NECC Observer

The student news website of Northern Essex Community College, Haverhill and Lawrence, Mass.

Opening my eyes: A student’s experience in quarantine

Being required to stay under quarantine has opened my eyes as to everything I took for granted outside of my house. Typically, I strain myself by playing PC games late at night, with friends, until the early morning and then sleep through the day. The concept of day and night is fleeting, as even my younger sister and stepbrother have been staying up until 2 or 3 in the morning.

The grim feeling of obedience to stay inside has me craving the outdoors. Any kind of change involving usually despised exercise, would bring hope to the idea that quarantine is soon over and that I can see my friends again in real-life. Until then, I need to fight eye strain, find something to occupy myself, and motivate myself to continue with my education.

The most difficult part of this quarantine hasn’t been the strain to stay inside, but the strain to stop neglecting my schoolwork. If I have in-person classes, at least I have a sort of constant reminder every time I go to campus. This wouldn’t be an issue if my PC served as only a work PC, as every time that I log on, I get bombarded with messages from eager friends, awaiting the next day’s worth of video games.

Just the other day, I had several friends ask to play at once. There was a new update for “Battlefront II”. My friend who is currently deployed in Japan just got sent on a week’s leave due the pandemic and I had my daily crew of online friends (friends who also, unfortunately, have been neglecting schoolwork) that I always play with.

The virus also has me toying with many more creative ways to occupy my time. Several friends and I have looked into the creation of a YouTube channel.
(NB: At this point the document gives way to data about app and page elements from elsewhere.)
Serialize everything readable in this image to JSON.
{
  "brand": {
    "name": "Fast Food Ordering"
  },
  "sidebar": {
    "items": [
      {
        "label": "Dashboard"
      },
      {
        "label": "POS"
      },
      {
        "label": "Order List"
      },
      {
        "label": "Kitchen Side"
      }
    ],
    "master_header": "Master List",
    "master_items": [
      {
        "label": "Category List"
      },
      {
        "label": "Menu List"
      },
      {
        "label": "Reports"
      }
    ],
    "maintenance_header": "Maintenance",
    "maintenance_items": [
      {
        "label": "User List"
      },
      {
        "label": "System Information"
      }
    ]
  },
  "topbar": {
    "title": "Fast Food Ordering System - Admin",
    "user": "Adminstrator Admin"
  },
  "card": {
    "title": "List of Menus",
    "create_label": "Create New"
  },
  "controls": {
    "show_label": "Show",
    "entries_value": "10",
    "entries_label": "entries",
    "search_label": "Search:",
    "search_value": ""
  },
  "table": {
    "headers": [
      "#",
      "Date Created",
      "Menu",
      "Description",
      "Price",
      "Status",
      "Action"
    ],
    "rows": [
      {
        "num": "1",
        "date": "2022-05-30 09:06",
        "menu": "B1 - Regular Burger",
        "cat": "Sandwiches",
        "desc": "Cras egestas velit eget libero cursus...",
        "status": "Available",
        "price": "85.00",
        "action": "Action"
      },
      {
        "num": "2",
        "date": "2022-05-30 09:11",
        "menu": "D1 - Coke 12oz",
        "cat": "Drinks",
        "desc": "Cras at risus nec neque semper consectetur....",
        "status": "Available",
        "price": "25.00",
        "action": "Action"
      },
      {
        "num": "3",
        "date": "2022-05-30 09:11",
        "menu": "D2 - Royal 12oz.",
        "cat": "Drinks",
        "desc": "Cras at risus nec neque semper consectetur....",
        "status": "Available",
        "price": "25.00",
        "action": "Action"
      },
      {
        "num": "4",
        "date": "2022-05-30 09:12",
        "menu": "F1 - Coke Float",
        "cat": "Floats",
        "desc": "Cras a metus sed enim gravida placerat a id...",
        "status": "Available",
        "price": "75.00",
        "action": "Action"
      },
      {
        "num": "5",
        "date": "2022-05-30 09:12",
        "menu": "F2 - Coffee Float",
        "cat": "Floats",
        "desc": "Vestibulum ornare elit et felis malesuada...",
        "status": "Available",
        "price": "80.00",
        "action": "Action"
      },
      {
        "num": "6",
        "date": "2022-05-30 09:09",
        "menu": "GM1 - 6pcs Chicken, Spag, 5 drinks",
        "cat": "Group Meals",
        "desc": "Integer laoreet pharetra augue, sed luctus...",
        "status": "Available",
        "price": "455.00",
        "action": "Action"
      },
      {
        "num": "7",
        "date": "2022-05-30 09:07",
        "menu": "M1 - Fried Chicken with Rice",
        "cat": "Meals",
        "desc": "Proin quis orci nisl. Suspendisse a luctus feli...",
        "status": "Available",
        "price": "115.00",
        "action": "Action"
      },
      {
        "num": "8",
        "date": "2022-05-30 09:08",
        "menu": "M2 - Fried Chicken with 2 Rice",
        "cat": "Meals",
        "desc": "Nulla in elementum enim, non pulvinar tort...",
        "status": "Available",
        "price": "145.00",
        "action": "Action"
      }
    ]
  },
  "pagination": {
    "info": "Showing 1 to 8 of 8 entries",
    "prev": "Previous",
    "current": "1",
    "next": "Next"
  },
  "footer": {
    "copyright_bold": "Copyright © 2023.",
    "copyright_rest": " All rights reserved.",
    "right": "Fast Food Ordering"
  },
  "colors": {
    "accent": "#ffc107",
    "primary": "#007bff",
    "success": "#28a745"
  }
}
I myself have been speaking more commonly with my online friends from Europe, as I have no reason to be awake too early or too late. They have gotten me more into plastic modelling and doing more research about history. Just the other week, I looked through the entire Norwegian archives regarding Infantry during Operation Weserübung, over 10,000 individual photos, last week. It caused so much eye strain that I had to turn my computer to night mode during just the daytime so that I could view even more. I still have over 30,000 images to look through, they will all likely take me a week each, so I will most likely get them done after the semester is over.

My hunt through the Norwegian archives was however, triggered by unfortunate circumstances; a friend of over 4 years recently broke things off with me due to an argument about historical accuracy. It got really heated and we got into a massive fight that wound up with him cutting me off completely from his life, and a bit of the New England Reenactment community. This was an event I saw coming, as we typically would have confrontations such as this one. I think that COVID-19 has brought the bad side out in a great many of us, but the good side in many others as well.

My parents and stepparent are all currently working, with two of them considered essential, my mother, a child psychiatric counselor, and my father, a lineman working for Verizon. I am very grateful that they are all able to still work from home or in-person and provide a place of shelter for myself and the rest of my family.

My mother has been beyond careful to make sure that herself and the apartment are as clean as possible, especially after returning from work, where there is currently a breakout of the virus among staff on the other side of the hospital.

Whatever this quarantine results with, and whenever it ends are both irrelevant to me. I just simply want it to end and I want to go back to normal life. I want to go back outside, go for a bike ride, or just longboard at night again with my life-long friend. I want to resume my education without any online constraints, and to not live in fear with either of my parents bringing home the virus to me and the rest of my family, as they continue to make society operate as it should. If there are any lessons for me to learn, they involve thankfulness to my family, an increase in work ethic for myself, a higher appreciation for the outdoors, and the many skills that I have re-learned.